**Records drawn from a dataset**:
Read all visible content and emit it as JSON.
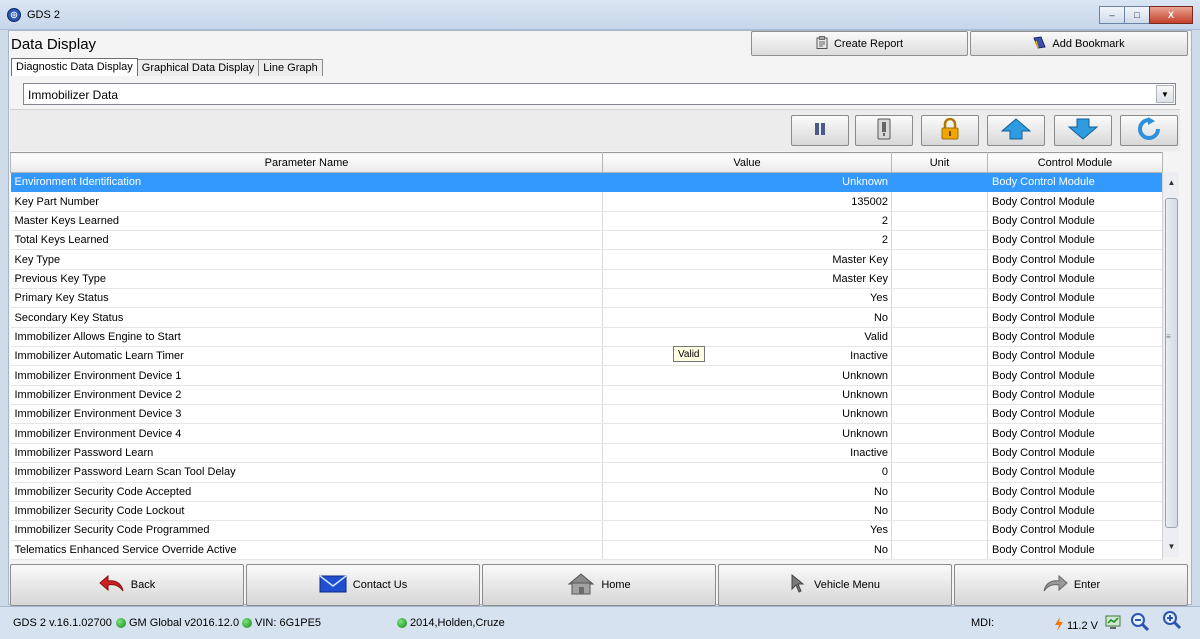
{
  "window": {
    "title": "GDS 2",
    "buttons": {
      "minimize": "–",
      "maximize": "□",
      "close": "X"
    }
  },
  "header": {
    "title": "Data Display",
    "create_report": "Create Report",
    "add_bookmark": "Add Bookmark"
  },
  "tabs": [
    {
      "label": "Diagnostic Data Display",
      "active": true
    },
    {
      "label": "Graphical Data Display",
      "active": false
    },
    {
      "label": "Line Graph",
      "active": false
    }
  ],
  "combo": {
    "selected": "Immobilizer Data"
  },
  "toolbar": {
    "icons": [
      "pause-icon",
      "usb-connector-icon",
      "lock-icon",
      "arrow-up-icon",
      "arrow-down-icon",
      "refresh-icon"
    ]
  },
  "table": {
    "headers": {
      "param": "Parameter Name",
      "value": "Value",
      "unit": "Unit",
      "module": "Control Module"
    },
    "rows": [
      {
        "param": "Environment Identification",
        "value": "Unknown",
        "unit": "",
        "module": "Body Control Module",
        "selected": true
      },
      {
        "param": "Key Part Number",
        "value": "135002",
        "unit": "",
        "module": "Body Control Module"
      },
      {
        "param": "Master Keys Learned",
        "value": "2",
        "unit": "",
        "module": "Body Control Module"
      },
      {
        "param": "Total Keys Learned",
        "value": "2",
        "unit": "",
        "module": "Body Control Module"
      },
      {
        "param": "Key Type",
        "value": "Master Key",
        "unit": "",
        "module": "Body Control Module"
      },
      {
        "param": "Previous Key Type",
        "value": "Master Key",
        "unit": "",
        "module": "Body Control Module"
      },
      {
        "param": "Primary Key Status",
        "value": "Yes",
        "unit": "",
        "module": "Body Control Module"
      },
      {
        "param": "Secondary Key Status",
        "value": "No",
        "unit": "",
        "module": "Body Control Module"
      },
      {
        "param": "Immobilizer Allows Engine to Start",
        "value": "Valid",
        "unit": "",
        "module": "Body Control Module"
      },
      {
        "param": "Immobilizer Automatic Learn Timer",
        "value": "Inactive",
        "unit": "",
        "module": "Body Control Module"
      },
      {
        "param": "Immobilizer Environment Device 1",
        "value": "Unknown",
        "unit": "",
        "module": "Body Control Module"
      },
      {
        "param": "Immobilizer Environment Device 2",
        "value": "Unknown",
        "unit": "",
        "module": "Body Control Module"
      },
      {
        "param": "Immobilizer Environment Device 3",
        "value": "Unknown",
        "unit": "",
        "module": "Body Control Module"
      },
      {
        "param": "Immobilizer Environment Device 4",
        "value": "Unknown",
        "unit": "",
        "module": "Body Control Module"
      },
      {
        "param": "Immobilizer Password Learn",
        "value": "Inactive",
        "unit": "",
        "module": "Body Control Module"
      },
      {
        "param": "Immobilizer Password Learn Scan Tool Delay",
        "value": "0",
        "unit": "",
        "module": "Body Control Module"
      },
      {
        "param": "Immobilizer Security Code Accepted",
        "value": "No",
        "unit": "",
        "module": "Body Control Module"
      },
      {
        "param": "Immobilizer Security Code Lockout",
        "value": "No",
        "unit": "",
        "module": "Body Control Module"
      },
      {
        "param": "Immobilizer Security Code Programmed",
        "value": "Yes",
        "unit": "",
        "module": "Body Control Module"
      },
      {
        "param": "Telematics Enhanced Service Override Active",
        "value": "No",
        "unit": "",
        "module": "Body Control Module"
      }
    ]
  },
  "tooltip": "Valid",
  "nav": {
    "back": "Back",
    "contact": "Contact Us",
    "home": "Home",
    "vehicle_menu": "Vehicle Menu",
    "enter": "Enter"
  },
  "status": {
    "version": "GDS 2 v.16.1.02700",
    "global": "GM Global v2016.12.0",
    "vin": "VIN: 6G1PE5",
    "vehicle": "2014,Holden,Cruze",
    "mdi": "MDI:",
    "voltage": "11.2 V"
  },
  "colors": {
    "selected_row": "#3399ff",
    "status_ok": "#128a12",
    "back_arrow": "#cc2222",
    "nav_arrow": "#2a8ad8"
  }
}
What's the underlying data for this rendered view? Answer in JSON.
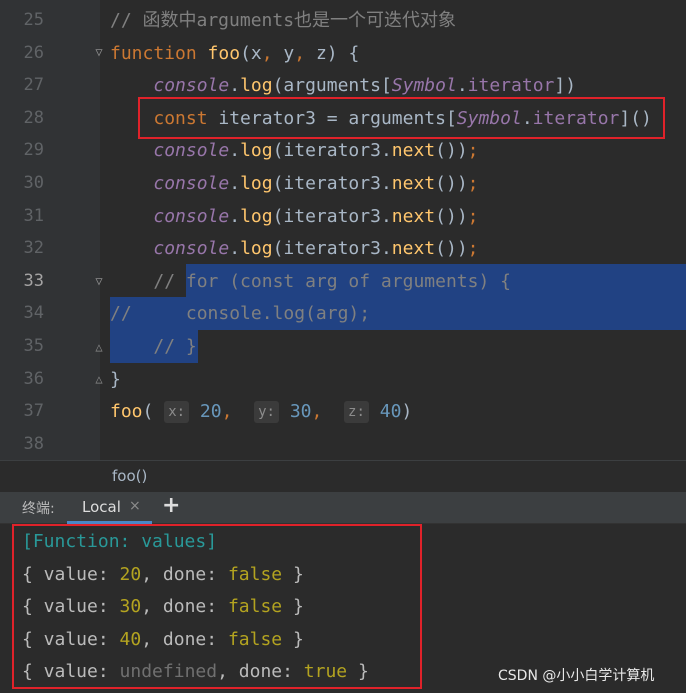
{
  "editor": {
    "lines": [
      {
        "num": "25",
        "tokens": [
          {
            "t": "// 函数中arguments也是一个可迭代对象",
            "c": "cm"
          }
        ]
      },
      {
        "num": "26",
        "tokens": [
          {
            "t": "function",
            "c": "kw"
          },
          {
            "t": " "
          },
          {
            "t": "foo",
            "c": "fn"
          },
          {
            "t": "(x"
          },
          {
            "t": ",",
            "c": "kw"
          },
          {
            "t": " y"
          },
          {
            "t": ",",
            "c": "kw"
          },
          {
            "t": " z) {"
          }
        ]
      },
      {
        "num": "27",
        "tokens": [
          {
            "t": "    "
          },
          {
            "t": "console",
            "c": "cons"
          },
          {
            "t": "."
          },
          {
            "t": "log",
            "c": "meth"
          },
          {
            "t": "(arguments["
          },
          {
            "t": "Symbol",
            "c": "cons"
          },
          {
            "t": "."
          },
          {
            "t": "iterator",
            "c": "prop"
          },
          {
            "t": "])"
          }
        ]
      },
      {
        "num": "28",
        "tokens": [
          {
            "t": "    "
          },
          {
            "t": "const",
            "c": "kw"
          },
          {
            "t": " iterator3 = arguments["
          },
          {
            "t": "Symbol",
            "c": "cons"
          },
          {
            "t": "."
          },
          {
            "t": "iterator",
            "c": "prop"
          },
          {
            "t": "]()"
          }
        ]
      },
      {
        "num": "29",
        "tokens": [
          {
            "t": "    "
          },
          {
            "t": "console",
            "c": "cons"
          },
          {
            "t": "."
          },
          {
            "t": "log",
            "c": "meth"
          },
          {
            "t": "(iterator3."
          },
          {
            "t": "next",
            "c": "meth"
          },
          {
            "t": "())"
          },
          {
            "t": ";",
            "c": "kw"
          }
        ]
      },
      {
        "num": "30",
        "tokens": [
          {
            "t": "    "
          },
          {
            "t": "console",
            "c": "cons"
          },
          {
            "t": "."
          },
          {
            "t": "log",
            "c": "meth"
          },
          {
            "t": "(iterator3."
          },
          {
            "t": "next",
            "c": "meth"
          },
          {
            "t": "())"
          },
          {
            "t": ";",
            "c": "kw"
          }
        ]
      },
      {
        "num": "31",
        "tokens": [
          {
            "t": "    "
          },
          {
            "t": "console",
            "c": "cons"
          },
          {
            "t": "."
          },
          {
            "t": "log",
            "c": "meth"
          },
          {
            "t": "(iterator3."
          },
          {
            "t": "next",
            "c": "meth"
          },
          {
            "t": "())"
          },
          {
            "t": ";",
            "c": "kw"
          }
        ]
      },
      {
        "num": "32",
        "tokens": [
          {
            "t": "    "
          },
          {
            "t": "console",
            "c": "cons"
          },
          {
            "t": "."
          },
          {
            "t": "log",
            "c": "meth"
          },
          {
            "t": "(iterator3."
          },
          {
            "t": "next",
            "c": "meth"
          },
          {
            "t": "())"
          },
          {
            "t": ";",
            "c": "kw"
          }
        ]
      },
      {
        "num": "33",
        "tokens": [
          {
            "t": "    "
          },
          {
            "t": "// for (const arg of arguments) {",
            "c": "cm"
          }
        ]
      },
      {
        "num": "34",
        "tokens": [
          {
            "t": "//     console.log(arg);",
            "c": "cm"
          }
        ]
      },
      {
        "num": "35",
        "tokens": [
          {
            "t": "    "
          },
          {
            "t": "// }",
            "c": "cm"
          }
        ]
      },
      {
        "num": "36",
        "tokens": [
          {
            "t": "}"
          }
        ]
      },
      {
        "num": "37",
        "tokens": [
          {
            "t": "foo",
            "c": "fn"
          },
          {
            "t": "( "
          },
          {
            "t": "x:",
            "c": "hint"
          },
          {
            "t": " "
          },
          {
            "t": "20",
            "c": "num"
          },
          {
            "t": ",",
            "c": "kw"
          },
          {
            "t": "  "
          },
          {
            "t": "y:",
            "c": "hint"
          },
          {
            "t": " "
          },
          {
            "t": "30",
            "c": "num"
          },
          {
            "t": ",",
            "c": "kw"
          },
          {
            "t": "  "
          },
          {
            "t": "z:",
            "c": "hint"
          },
          {
            "t": " "
          },
          {
            "t": "40",
            "c": "num"
          },
          {
            "t": ")"
          }
        ]
      },
      {
        "num": "38",
        "tokens": []
      }
    ]
  },
  "breadcrumb": {
    "label": "foo()"
  },
  "terminal": {
    "label": "终端:",
    "tab_label": "Local",
    "close_glyph": "×",
    "add_glyph": "+",
    "output": [
      [
        {
          "t": "[Function: values]",
          "c": "tcyan"
        }
      ],
      [
        {
          "t": "{ value: "
        },
        {
          "t": "20",
          "c": "tyel"
        },
        {
          "t": ", done: "
        },
        {
          "t": "false",
          "c": "tyel"
        },
        {
          "t": " }"
        }
      ],
      [
        {
          "t": "{ value: "
        },
        {
          "t": "30",
          "c": "tyel"
        },
        {
          "t": ", done: "
        },
        {
          "t": "false",
          "c": "tyel"
        },
        {
          "t": " }"
        }
      ],
      [
        {
          "t": "{ value: "
        },
        {
          "t": "40",
          "c": "tyel"
        },
        {
          "t": ", done: "
        },
        {
          "t": "false",
          "c": "tyel"
        },
        {
          "t": " }"
        }
      ],
      [
        {
          "t": "{ value: "
        },
        {
          "t": "undefined",
          "c": "tgray"
        },
        {
          "t": ", done: "
        },
        {
          "t": "true",
          "c": "tyel"
        },
        {
          "t": " }"
        }
      ]
    ]
  },
  "watermark": "CSDN @小小白学计算机",
  "colors": {
    "highlight_box": "#e0222a",
    "selection": "#214283"
  }
}
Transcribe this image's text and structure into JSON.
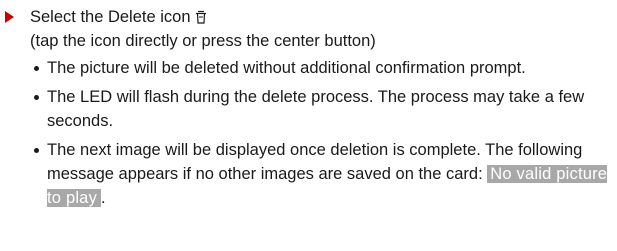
{
  "step": {
    "text_before_icon": "Select the Delete icon",
    "icon_name": "trash-icon",
    "note": "(tap the icon directly or press the center button)",
    "marker_color": "#cc0000"
  },
  "bullets": [
    {
      "text": "The picture will be deleted without additional confirmation prompt."
    },
    {
      "text": "The LED will flash during the delete process. The process may take a few seconds."
    },
    {
      "text": "The next image will be displayed once deletion is complete. The following message appears if no other images are saved on the card: ",
      "message": "No valid picture to play",
      "suffix": "."
    }
  ]
}
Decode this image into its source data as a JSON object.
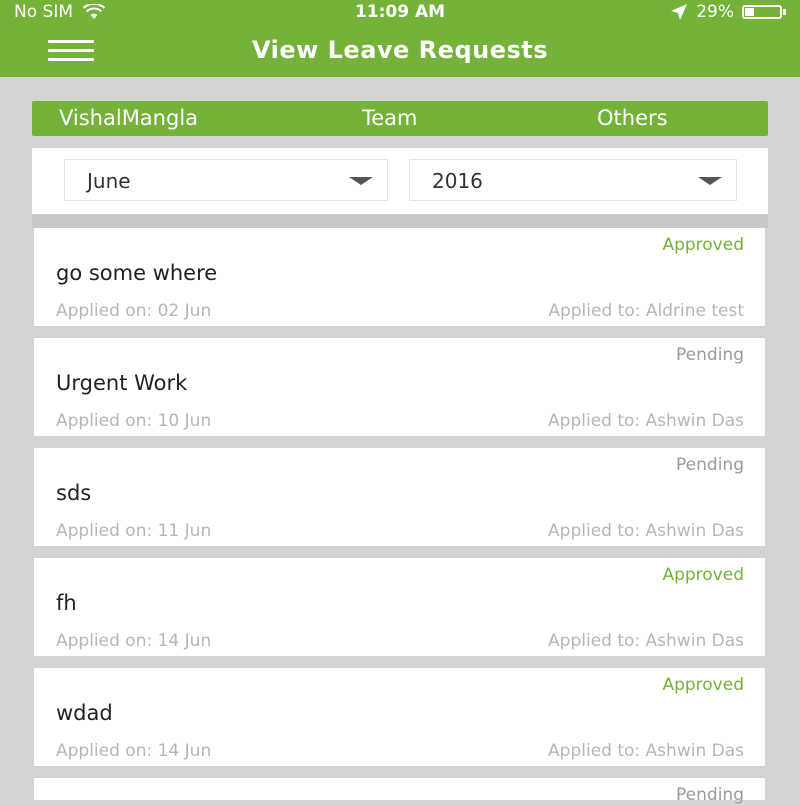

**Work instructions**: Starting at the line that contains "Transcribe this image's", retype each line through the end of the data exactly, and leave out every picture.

**Output for this exercise**:
Transcribe this image's text and structure into JSON.
{
  "step": {
    "text_before_icon": "Select the Delete icon",
    "icon_name": "trash-icon",
    "note": "(tap the icon directly or press the center button)",
    "marker_color": "#cc0000"
  },
  "bullets": [
    {
      "text": "The picture will be deleted without additional confirmation prompt."
    },
    {
      "text": "The LED will flash during the delete process. The process may take a few seconds."
    },
    {
      "text": "The next image will be displayed once deletion is complete. The following message appears if no other images are saved on the card: ",
      "message": "No valid picture to play",
      "suffix": "."
    }
  ]
}
Decode this image into its source data as a JSON object.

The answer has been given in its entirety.